TO DO:
For each line below that contains the word "minutes", make a copy.

RECORDS:
◇ ◇ ◇
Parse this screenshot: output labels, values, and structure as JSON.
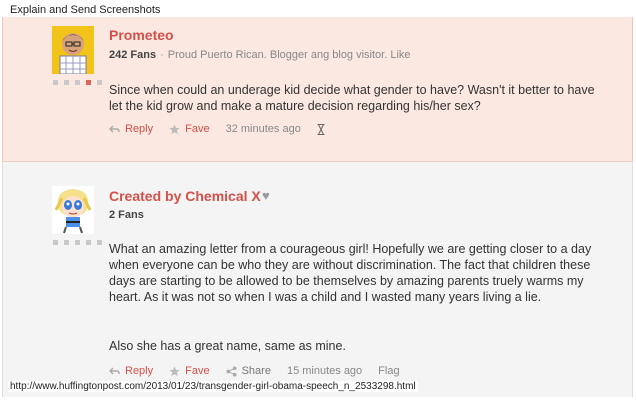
{
  "window": {
    "title": "Explain and Send Screenshots"
  },
  "comments": [
    {
      "username": "Prometeo",
      "fans": "242 Fans",
      "bio": "Proud Puerto Rican. Blogger ang blog visitor. Like",
      "body": "Since when could an underage kid decide what gender to have? Wasn't it better to have let the kid grow and make a mature decision regarding his/her sex?",
      "actions": {
        "reply": "Reply",
        "fave": "Fave",
        "time": "32 minutes ago"
      }
    },
    {
      "username": "Created by Chemical X",
      "fans": "2 Fans",
      "body": "What an amazing letter from a courageous girl! Hopefully we are getting closer to a day when everyone can be who they are without discrimination. The fact that children these days are starting to be allowed to be themselves by amazing parents truely warms my heart. As it was not so when I was a child and I wasted many years living a lie.",
      "body2": "Also she has a great name, same as mine.",
      "actions": {
        "reply": "Reply",
        "fave": "Fave",
        "share": "Share",
        "time": "15 minutes ago",
        "flag": "Flag"
      }
    }
  ],
  "footer": {
    "url": "http://www.huffingtonpost.com/2013/01/23/transgender-girl-obama-speech_n_2533298.html"
  },
  "colors": {
    "accent": "#d4504a",
    "highlight_bg": "#fbe8e1",
    "comment_bg": "#f4f4f4"
  },
  "icons": [
    "reply-icon",
    "star-icon",
    "share-icon",
    "hourglass-icon",
    "heart-icon"
  ]
}
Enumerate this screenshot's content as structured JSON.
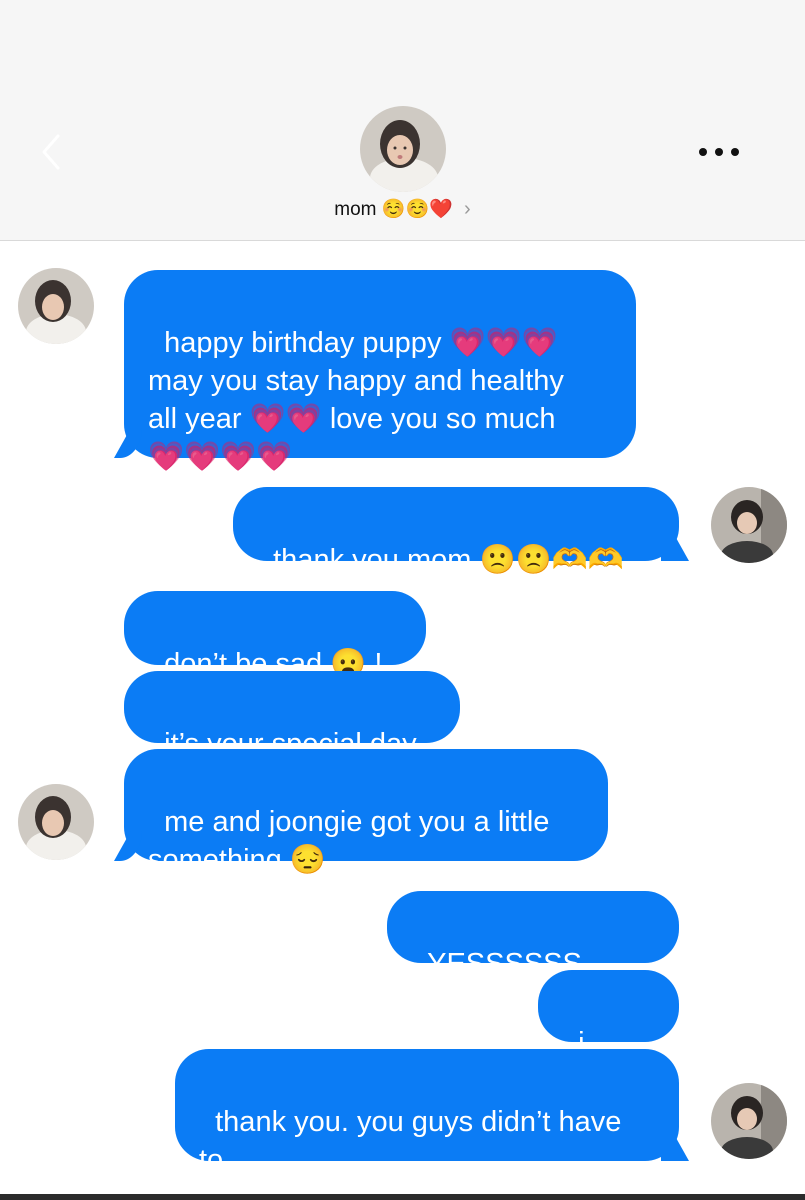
{
  "header": {
    "contact_name": "mom",
    "name_emojis": "☺️☺️❤️",
    "chevron": "›",
    "more": "•••"
  },
  "messages": [
    {
      "side": "left",
      "text": "happy birthday puppy 💗💗💗\nmay you stay happy and healthy\nall year 💗💗 love you so much\n💗💗💗💗"
    },
    {
      "side": "right",
      "text": "thank you mom 🙁🙁🫶🫶"
    },
    {
      "side": "left",
      "text": "don’t be sad 😦 !"
    },
    {
      "side": "left",
      "text": "it’s your special day"
    },
    {
      "side": "left",
      "text": "me and joongie got you a little\nsomething 😔"
    },
    {
      "side": "right",
      "text": "YESSSSSS FUCK"
    },
    {
      "side": "right",
      "text": "i mean"
    },
    {
      "side": "right",
      "text": "thank you. you guys didn’t have\nto."
    }
  ],
  "colors": {
    "bubble": "#0b7cf5",
    "header_bg": "#f6f6f6"
  },
  "icons": {
    "back": "chevron-left-icon",
    "more": "more-dots-icon",
    "avatar": "profile-photo"
  }
}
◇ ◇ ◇
WORKED SOLUTION:
        "time": "32 minutes ago"
        "time": "15 minutes ago",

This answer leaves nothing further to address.